When it comes down to making cakes I need no excuse to start a batch. But, this time I did have an excuse. You see I wanted to try making some modeling chocolate and someone generously e-mailed me her recipe and I got right to work. This new friend of mines told me that she doesn’t only use MC for figures, but she covers her cakes with it too. Now, you can imagine that I was even more intrigued with this product.
Modeling Chocolate can be done with brown chocolate, white or any color found out there. I had lots of green chocolate, please don’t ask me why, you see I have no idea myself why I kept on buying green chocolate disks. Anyways, since I had it available that is the one I used first. The thing is that since I wanted to cover a cake with it I needed to come up with a design that included all of that green and looked that it was well thought of.
Recipe found in book: Cake Art by The Culinary Institute of America (modified by Anasasi, new friend)
Dark Modeling Chocolate:
1 cup corn syrup, warm* (¾ cup, recomended)
1 lb dark chocolate, melted
(microwave at 30 second intervals until just until it’s all melted, careful not to overheat it)
White Modeling Chocolate:
1 cup corn syrup, warm* (3/4 cup, recomended)
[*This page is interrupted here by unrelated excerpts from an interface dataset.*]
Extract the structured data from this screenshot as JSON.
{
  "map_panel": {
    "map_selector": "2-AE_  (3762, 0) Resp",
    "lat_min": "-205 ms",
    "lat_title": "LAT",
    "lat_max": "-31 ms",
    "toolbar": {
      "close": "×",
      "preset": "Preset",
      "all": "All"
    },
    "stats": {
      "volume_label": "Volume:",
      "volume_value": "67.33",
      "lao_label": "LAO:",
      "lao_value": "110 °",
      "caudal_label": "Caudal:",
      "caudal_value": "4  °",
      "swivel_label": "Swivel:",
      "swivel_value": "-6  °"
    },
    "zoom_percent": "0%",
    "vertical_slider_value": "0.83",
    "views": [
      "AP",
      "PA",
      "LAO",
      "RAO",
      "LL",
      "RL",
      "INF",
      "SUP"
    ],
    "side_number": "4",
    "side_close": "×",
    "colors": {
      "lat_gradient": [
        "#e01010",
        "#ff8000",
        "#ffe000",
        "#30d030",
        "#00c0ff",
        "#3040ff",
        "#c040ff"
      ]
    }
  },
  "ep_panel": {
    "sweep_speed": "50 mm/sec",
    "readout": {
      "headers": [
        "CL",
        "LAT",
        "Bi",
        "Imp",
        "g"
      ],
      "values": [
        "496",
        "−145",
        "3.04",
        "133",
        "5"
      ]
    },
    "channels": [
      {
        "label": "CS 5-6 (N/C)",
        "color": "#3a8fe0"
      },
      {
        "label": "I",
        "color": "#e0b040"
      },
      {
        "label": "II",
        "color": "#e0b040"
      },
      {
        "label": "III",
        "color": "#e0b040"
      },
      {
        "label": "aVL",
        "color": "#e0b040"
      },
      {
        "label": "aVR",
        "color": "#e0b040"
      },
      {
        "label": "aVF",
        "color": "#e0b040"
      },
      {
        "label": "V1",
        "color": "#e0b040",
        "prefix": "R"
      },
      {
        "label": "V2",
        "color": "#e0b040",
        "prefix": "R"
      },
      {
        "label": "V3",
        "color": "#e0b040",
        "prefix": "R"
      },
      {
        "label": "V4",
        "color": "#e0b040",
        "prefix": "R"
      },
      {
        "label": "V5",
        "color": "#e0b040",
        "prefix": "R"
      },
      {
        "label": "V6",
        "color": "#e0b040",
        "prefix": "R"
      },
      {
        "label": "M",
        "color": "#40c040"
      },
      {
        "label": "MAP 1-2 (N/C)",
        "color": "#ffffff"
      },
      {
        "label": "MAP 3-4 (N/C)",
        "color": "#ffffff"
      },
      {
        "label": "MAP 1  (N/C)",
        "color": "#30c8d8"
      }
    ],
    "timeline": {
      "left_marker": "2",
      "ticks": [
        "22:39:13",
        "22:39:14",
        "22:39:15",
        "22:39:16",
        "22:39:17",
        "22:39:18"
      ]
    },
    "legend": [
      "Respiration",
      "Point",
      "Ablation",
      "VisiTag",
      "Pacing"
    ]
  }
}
1 1/2 lb white or colored chocolate, melted
1. Stream the warm corn syrup into the melted chocolate and stir; the chocolate will appear slightly greasy, but the mixture will come together as you continue to stir. The modeling chocolate will come together in a ball once the chocolate and corn syrup have been completely blended.
2. Pour the chocolate mixture on a tray to cool. Completely cover with plastic wrap and refrigerate for at least and hour or overnight.
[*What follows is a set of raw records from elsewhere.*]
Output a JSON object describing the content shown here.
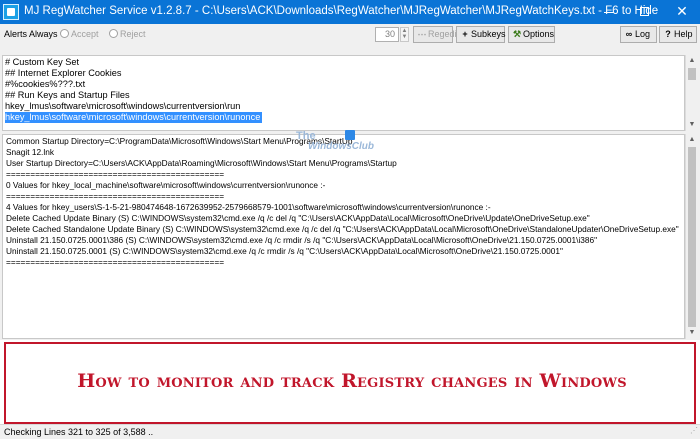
{
  "window": {
    "title": "MJ RegWatcher Service v1.2.8.7 - C:\\Users\\ACK\\Downloads\\RegWatcher\\MJRegWatcher\\MJRegWatchKeys.txt - F6 to Hide",
    "close_glyph": "✕"
  },
  "toolbar": {
    "alerts_label": "Alerts Always",
    "accept_label": "Accept",
    "reject_label": "Reject",
    "interval_value": "30",
    "regedit_label": "Regedit",
    "subkeys_label": "Subkeys",
    "options_label": "Options",
    "log_label": "Log",
    "help_label": "Help"
  },
  "keyset": {
    "lines": [
      "# Custom Key Set",
      "## Internet Explorer Cookies",
      "#%cookies%???.txt",
      "## Run Keys and Startup Files",
      "hkey_lmus\\software\\microsoft\\windows\\currentversion\\run",
      "hkey_lmus\\software\\microsoft\\windows\\currentversion\\runonce"
    ],
    "selected_line_index": 5
  },
  "output": {
    "lines": [
      "Common Startup Directory=C:\\ProgramData\\Microsoft\\Windows\\Start Menu\\Programs\\StartUp",
      "Snagit 12.lnk",
      "User Startup Directory=C:\\Users\\ACK\\AppData\\Roaming\\Microsoft\\Windows\\Start Menu\\Programs\\Startup",
      "=============================================",
      "0 Values for hkey_local_machine\\software\\microsoft\\windows\\currentversion\\runonce :-",
      "=============================================",
      "4 Values for hkey_users\\S-1-5-21-980474648-1672639952-2579668579-1001\\software\\microsoft\\windows\\currentversion\\runonce :-",
      "Delete Cached Update Binary (S) C:\\WINDOWS\\system32\\cmd.exe /q /c del /q \"C:\\Users\\ACK\\AppData\\Local\\Microsoft\\OneDrive\\Update\\OneDriveSetup.exe\"",
      "Delete Cached Standalone Update Binary (S) C:\\WINDOWS\\system32\\cmd.exe /q /c del /q \"C:\\Users\\ACK\\AppData\\Local\\Microsoft\\OneDrive\\StandaloneUpdater\\OneDriveSetup.exe\"",
      "Uninstall 21.150.0725.0001\\386 (S) C:\\WINDOWS\\system32\\cmd.exe /q /c rmdir /s /q \"C:\\Users\\ACK\\AppData\\Local\\Microsoft\\OneDrive\\21.150.0725.0001\\i386\"",
      "Uninstall 21.150.0725.0001 (S) C:\\WINDOWS\\system32\\cmd.exe /q /c rmdir /s /q \"C:\\Users\\ACK\\AppData\\Local\\Microsoft\\OneDrive\\21.150.0725.0001\"",
      "============================================="
    ]
  },
  "watermark": {
    "line1": "The",
    "line2": "WindowsClub"
  },
  "banner": {
    "text": "How to monitor and track Registry changes in Windows",
    "color": "#c1162b"
  },
  "status": {
    "text": "Checking Lines 321 to 325 of 3,588 .."
  },
  "colors": {
    "titlebar": "#0a74d6",
    "selection": "#3390ff"
  }
}
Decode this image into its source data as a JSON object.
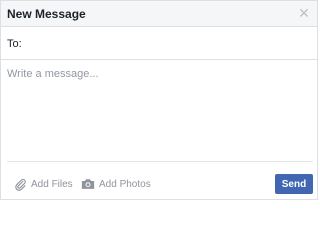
{
  "dialog": {
    "title": "New Message",
    "close_icon": "close-icon"
  },
  "to": {
    "label": "To:",
    "value": "",
    "placeholder": ""
  },
  "message": {
    "value": "",
    "placeholder": "Write a message..."
  },
  "actions": {
    "add_files": {
      "label": "Add Files",
      "icon": "paperclip-icon"
    },
    "add_photos": {
      "label": "Add Photos",
      "icon": "camera-icon"
    },
    "send_label": "Send"
  },
  "colors": {
    "accent": "#4267b2",
    "header_bg": "#f5f6f7",
    "muted_text": "#90949c",
    "border": "#dddfe2"
  }
}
3. When the chocolate has HARDENED (and don’t be surprised at how hard it gets, this means you’ve done it correctly), pull it out for about 10 – 15 minutes and then knead it. You’ll find that the chocolate will be rather stiff, if it’s too stiff just break it off in smaller portions for kneading and then incorporate it all together. This will likely be the hardest part of making it.
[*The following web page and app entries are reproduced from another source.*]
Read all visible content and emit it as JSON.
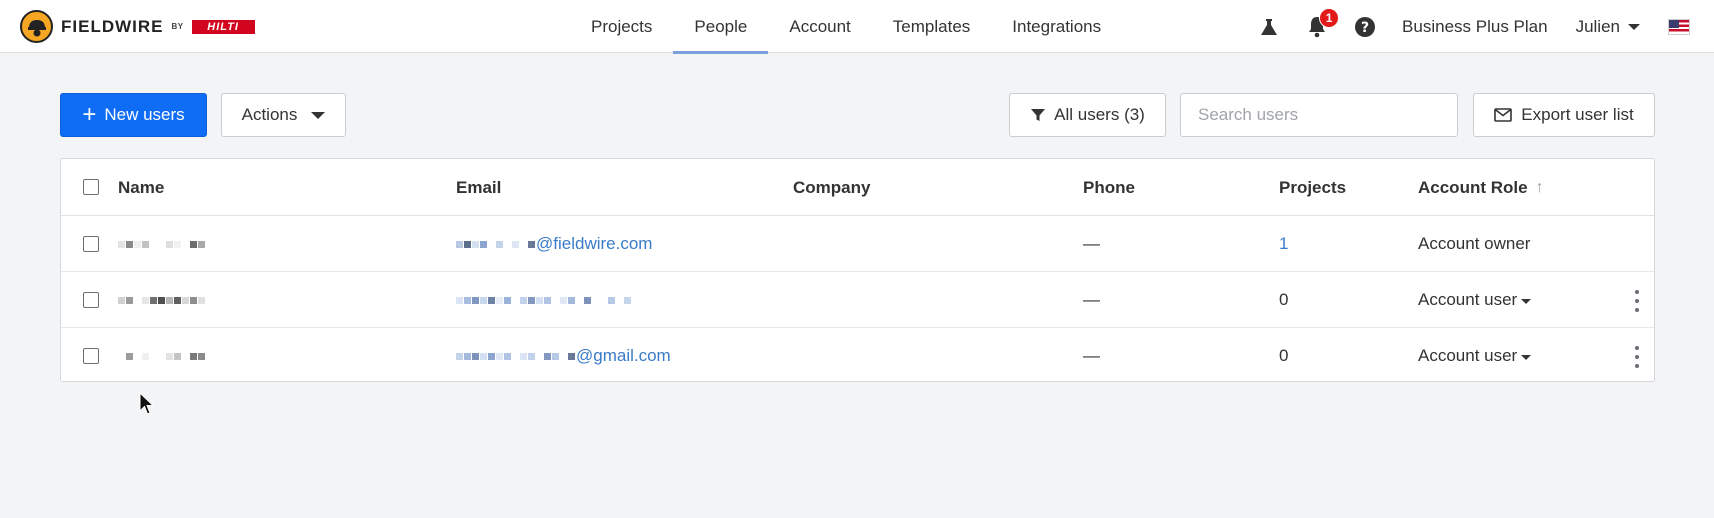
{
  "header": {
    "logo_word": "FIELDWIRE",
    "logo_by": "BY",
    "logo_brand": "HILTI",
    "nav": [
      {
        "label": "Projects",
        "active": false
      },
      {
        "label": "People",
        "active": true
      },
      {
        "label": "Account",
        "active": false
      },
      {
        "label": "Templates",
        "active": false
      },
      {
        "label": "Integrations",
        "active": false
      }
    ],
    "notification_count": "1",
    "plan_label": "Business Plus Plan",
    "user_name": "Julien",
    "icons": [
      "flask-icon",
      "bell-icon",
      "help-icon",
      "us-flag-icon"
    ]
  },
  "toolbar": {
    "new_users_label": "New users",
    "actions_label": "Actions",
    "filter_label": "All users (3)",
    "search_placeholder": "Search users",
    "export_label": "Export user list"
  },
  "table": {
    "columns": {
      "name": "Name",
      "email": "Email",
      "company": "Company",
      "phone": "Phone",
      "projects": "Projects",
      "role": "Account Role"
    },
    "rows": [
      {
        "email_suffix": "@fieldwire.com",
        "phone": "—",
        "projects": "1",
        "role": "Account owner",
        "role_dropdown": false
      },
      {
        "email_suffix": "",
        "phone": "—",
        "projects": "0",
        "role": "Account user",
        "role_dropdown": true
      },
      {
        "email_suffix": "@gmail.com",
        "phone": "—",
        "projects": "0",
        "role": "Account user",
        "role_dropdown": true
      }
    ]
  },
  "colors": {
    "primary": "#0f6cf5",
    "link": "#3a7bc8",
    "active_tab": "#7aa0de",
    "notification": "#e31a1a"
  }
}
Unused or left overs; shape into a log and wrap well in plastic. Store modeling chocolate in the refrigerator for up to 1 month. You can also freeze it the same way for up to 3 months.
Cake covered with modeling chocolate.
It was delicious!
And the modeling chocolate
is more forgiving than fondant.
I found it easier to fix any wrinkles in the bottom of the cake.
This is the cake with the picket fence,
I think it looks better with the addition!
This is a close-up of the teddy bear.
My camera is not great, but it does the job.
I have a new one in a wish list;
but, it’s not in the top of the list though.
So, please bear with me on this one!
It’s my 1st teddy bear and
I need another material to make it
that doesn’t dry so fast;
since it tends to crack a little.
In working process!!!
Hi there! I’m Wanda – the creator and author at My Sweet Zepol a healthy food, travel, and lifestyle blog. Passionate about food photography, food styling, entertaining and advocate about creating memories around the kitchen table. With a mission to create easy-to-make meals for the busy family.